Hohn reported high scores from HUD in all categories from the condition of properties to accounts receivables, most notably finance, where "healthy reserves" are enjoyed. A broader financial report is due next month.
HUD's most dramatic 2011 demands came in occupancy, where 98 percent was made the target occupancy rate. With 300 of its 306 units full, the city's authority is now right there, Hohn said.
This comes after a Nov. 27, 2012 notice from the Office of Public Housing of HUD in Boston, in which the authority received a substandard designation in a Public Housing Assessment System (PHAS) audit regarding the 2010-2011 fiscal year. The principal issue for that past time frame was the occupancy level among the authority's subsidized housing.
Housing Authority board Chairman James Canavan also noted improvements since Hohn and the new board took over.
"HUD loves this housing authority," he said.
always room for growth.
Canavan said officials are "investigating" the possibility of increasing temperatures -- capped at 72 degrees since refurbishments at housing authority properties were undertaken in 2011 -- for "frail elderly."
"We've talked about doing something more for the frail elderly above and beyond what we're doing for everybody else," Canavan said.
Many tenants at the high rises on Spring and Ashland streets complain of cold they cannot address due to the temperature cap, which was accepted as part of a $3.2 million energy performance loan the housing authority received from HUD in 2011 to cover the cost of needed improvements to its various buildings -- particularly in the 40-plus-year-old high rises.
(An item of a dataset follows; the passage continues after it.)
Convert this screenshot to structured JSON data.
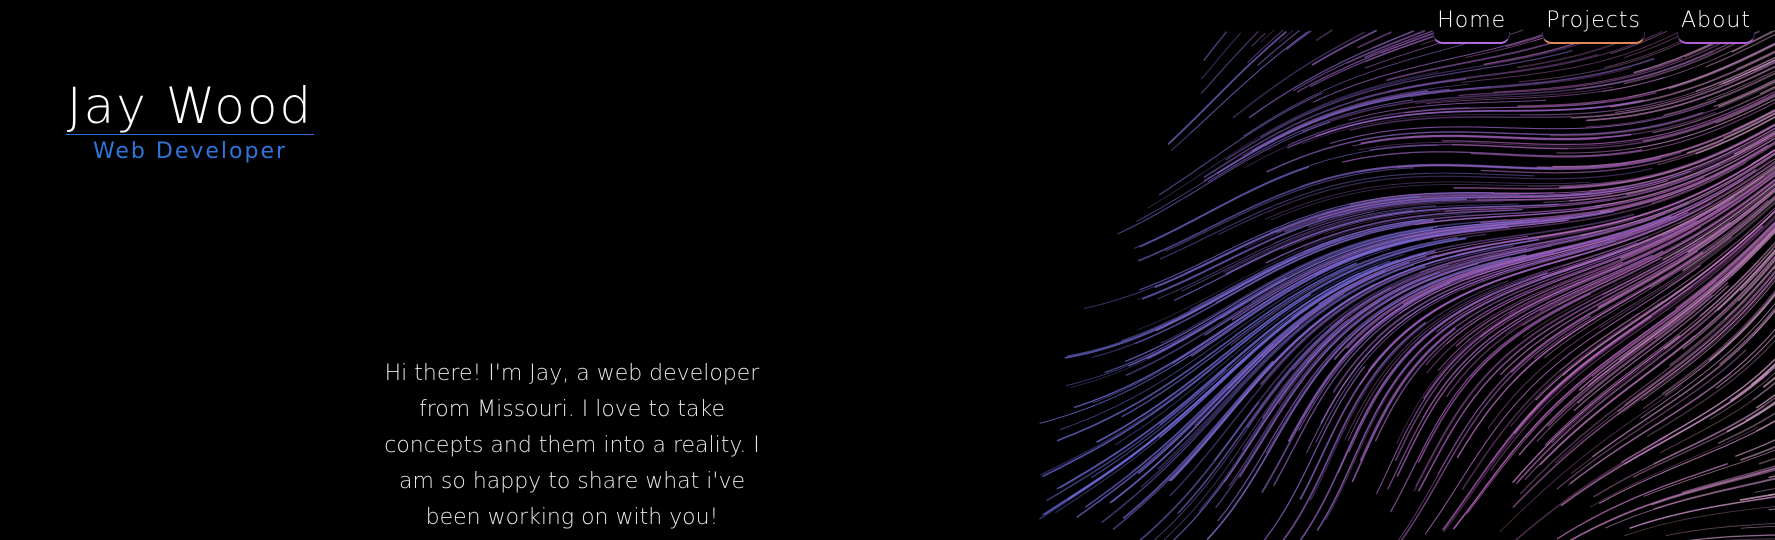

Hohn has maintained that tenants must adjust, though it may take time, as the grant "saved this agency" financially and it's now locked into the deal.
A recent petition against the cap gathered 117 signatures.
Board member Marie Harpin said state Rep. Gailanne Cariddi (D-North Adams) is bringing the cause to Boston. She'll lobby for a higher cap on room temperatures, perhaps 78 degrees, that could affect agencies across the commonwealth, according to Harpin.
Some high rise tenants say temperatures drop below the low mark of 68 degrees, and city firefighters responded last week to a frozen sprinkler pipe in Spring Street's high rise, Fire Chief Steve Meranti said.
A Jan. 9 temperature check of all five floors at Spring Street found all temperatures to be between 70 and 73 degrees, though.
In a note on housing authority heating given to the Transcript, Hohn said ventilation renovation at the high rises may be considered as a future project.
Meanwhile, in a recent interview with the Transcript, she encouraged tenants to reach out to staff if they're feeling cold.
Housing Authority staff have provided residents with draft guards and other accommodations this winter.
"We have a 24-hour on-call maintenance staff," Hohn said. " ... We're more than happy to do the little things we can do to make [tenants] more comfortable."